“Egypt is central to our regional business model – the talent base, heightened awareness of the need for cross-sector partnership and opportunities for growth are exceptional,” says Ramadan, President and CEO, GE North East Africa.
Since the end of 2016, the Egyptian authorities have embarked on an ambitious reform program and have taken decisive measures aimed at restoring macroeconomic stability and sustainable public finances. At the same time, by strengthening social protection measures, they have sought to protect the most vulnerable. The reform program was launched when its economy faced rising imbalances that led to high public debt, a widening current account deficit, and declining official reserves. Two years after the implementation of the first major reform, what is your current view of the Egyptian economy?
Economic reforms, by their very nature, are long-term, and require a broader and more patient outlook than day-to-day analysis permits. With that said, the steps taken to re-energize local industry, investment and confidence have yielded results – the cabinet’s recent report to parliament indicates a growth rate of 5.4 percent during the first half of the fiscal year 2018/2019, with a double digit increase in public investment. We’re seeing the results – with a broad talent base and increasing investor confidence, Egypt is again positioning itself as a viable regional economic hub.
Many countries have averted economic crises and achieved a measure of macro-stability, but few have sustained that stabilization and moved on to further modernization, which in turn drives sustained and inclusive growth. Egypt has a chance to do so. This will not only require broadening and deepening the reform agenda, but it will also require a fundamental shift away from the state as a provider of employment and output to creating an enabling environment for the private sector to invest more, export more and generate more jobs. How would you describe the attitude of the government towards the private sector?
The need for partnership has never been more prevalent or necessary. Economic measures of this magnitude need broad, multi-sector and industry partnership, and we’re incredibly proud of the commitment and level of partnership that GE has in the country. That is owed in large part to the awareness of the government of the need for a partnership mandate. Job growth is dependent on multiple factors – reforms spur investment, which in turn drive job growth and increase confidence. It is also heavily dependent on the ability of the private sector to contribute effectively and sustainably. We are fortunate to be partners across a broad base of industries, including critical ones such as energy and healthcare, and are seeing a marked increase in overall confidence.

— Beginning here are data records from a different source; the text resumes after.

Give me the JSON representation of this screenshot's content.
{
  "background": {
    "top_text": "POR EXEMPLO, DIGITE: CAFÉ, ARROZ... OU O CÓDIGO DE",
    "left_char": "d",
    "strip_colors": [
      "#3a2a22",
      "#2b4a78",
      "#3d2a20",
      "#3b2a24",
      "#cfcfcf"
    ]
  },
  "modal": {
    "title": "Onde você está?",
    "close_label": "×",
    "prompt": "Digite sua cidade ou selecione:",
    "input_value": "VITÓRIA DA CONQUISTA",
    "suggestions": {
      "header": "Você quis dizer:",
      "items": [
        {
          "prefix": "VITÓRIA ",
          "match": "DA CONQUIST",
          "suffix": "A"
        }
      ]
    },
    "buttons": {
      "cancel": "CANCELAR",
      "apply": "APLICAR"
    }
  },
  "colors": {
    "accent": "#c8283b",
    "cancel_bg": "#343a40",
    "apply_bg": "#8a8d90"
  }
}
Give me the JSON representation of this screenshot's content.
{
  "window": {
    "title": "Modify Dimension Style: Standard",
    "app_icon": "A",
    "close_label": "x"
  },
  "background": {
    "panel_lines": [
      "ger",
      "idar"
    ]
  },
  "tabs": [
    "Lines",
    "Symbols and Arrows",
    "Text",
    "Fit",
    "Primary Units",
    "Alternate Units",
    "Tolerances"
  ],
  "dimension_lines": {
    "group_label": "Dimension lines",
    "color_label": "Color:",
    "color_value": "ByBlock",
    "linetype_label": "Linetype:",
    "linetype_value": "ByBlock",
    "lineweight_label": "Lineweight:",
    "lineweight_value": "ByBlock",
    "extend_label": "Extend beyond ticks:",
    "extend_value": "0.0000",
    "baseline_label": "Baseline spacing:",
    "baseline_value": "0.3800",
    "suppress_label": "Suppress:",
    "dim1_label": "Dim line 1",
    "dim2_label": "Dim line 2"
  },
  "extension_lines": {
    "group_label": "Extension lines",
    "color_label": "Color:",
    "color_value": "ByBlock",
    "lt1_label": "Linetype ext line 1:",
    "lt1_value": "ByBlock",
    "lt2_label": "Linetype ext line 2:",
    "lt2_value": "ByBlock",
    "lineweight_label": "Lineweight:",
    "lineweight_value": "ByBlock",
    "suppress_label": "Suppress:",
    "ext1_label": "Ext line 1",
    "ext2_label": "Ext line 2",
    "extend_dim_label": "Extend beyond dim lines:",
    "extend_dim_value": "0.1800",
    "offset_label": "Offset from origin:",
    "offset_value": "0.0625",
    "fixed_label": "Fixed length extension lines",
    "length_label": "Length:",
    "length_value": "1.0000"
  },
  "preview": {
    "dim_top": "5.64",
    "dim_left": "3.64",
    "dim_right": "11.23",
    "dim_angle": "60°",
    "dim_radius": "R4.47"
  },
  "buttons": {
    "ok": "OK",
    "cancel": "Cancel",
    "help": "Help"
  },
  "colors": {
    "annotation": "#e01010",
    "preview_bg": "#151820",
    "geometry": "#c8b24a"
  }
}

Some of the reforms to strengthen the business environment include tax incentives, reduced bureaucracy, and an investor center – a one-stop shop to simplify the process of establishing a company. The measures have helped prop up Egypt's standing as a business-friendly environment. The country rose eight places to 120th in the World Bank’s 2019 Ease of Doing Business index, published in November. The government has also introduced at least 10 pieces of legislation intended to expand the private sector and boost economic growth. Some of those new laws relate to investment, companies, bankruptcy among others. What has been the impact of the reforms on your business operation and investment outlook in the country?
Throughout the reform process, GE has remained wholly committed to partnering with the Egyptian government in revitalizing the local economy. Egypt is central to our regional business model – the talent base, heightened awareness of the need for cross-sector partnership and opportunities for growth are exceptional. While we remain immensely proud of the work we have done in Egypt thus far, there remains much more we can, and will do, to support local growth.
As one of the biggest emerging economies in the region, Egypt seeks to play a significant role in ensuring sustainable economic growth in Africa. One of the priorities of the government is to enhance intra-African integration, as the main vehicle through which it could fulfill its collective developmental goals and achieve the targets of Africa’s development Agenda 2063. What are the key fundamentals that made you choose Egypt as a destination, and to what extent can it play the role of ‘gateway to Africa?
Egypt has been, and will remain, a focal point for Africa. Its position as a cross-regional hub is unique, allowing it to transcend borders. This is clear through the multiple free trade agreements driving cross-border growth and opportunities, as well as the opportunity to be a part of a north-to-south Africa trade bloc that can significantly spur investment. It also allows the opportunity to find new and perhaps under-represented areas of investment. The opportunities throughout Africa are ubiquitous, and Egypt is well positioned to realize them.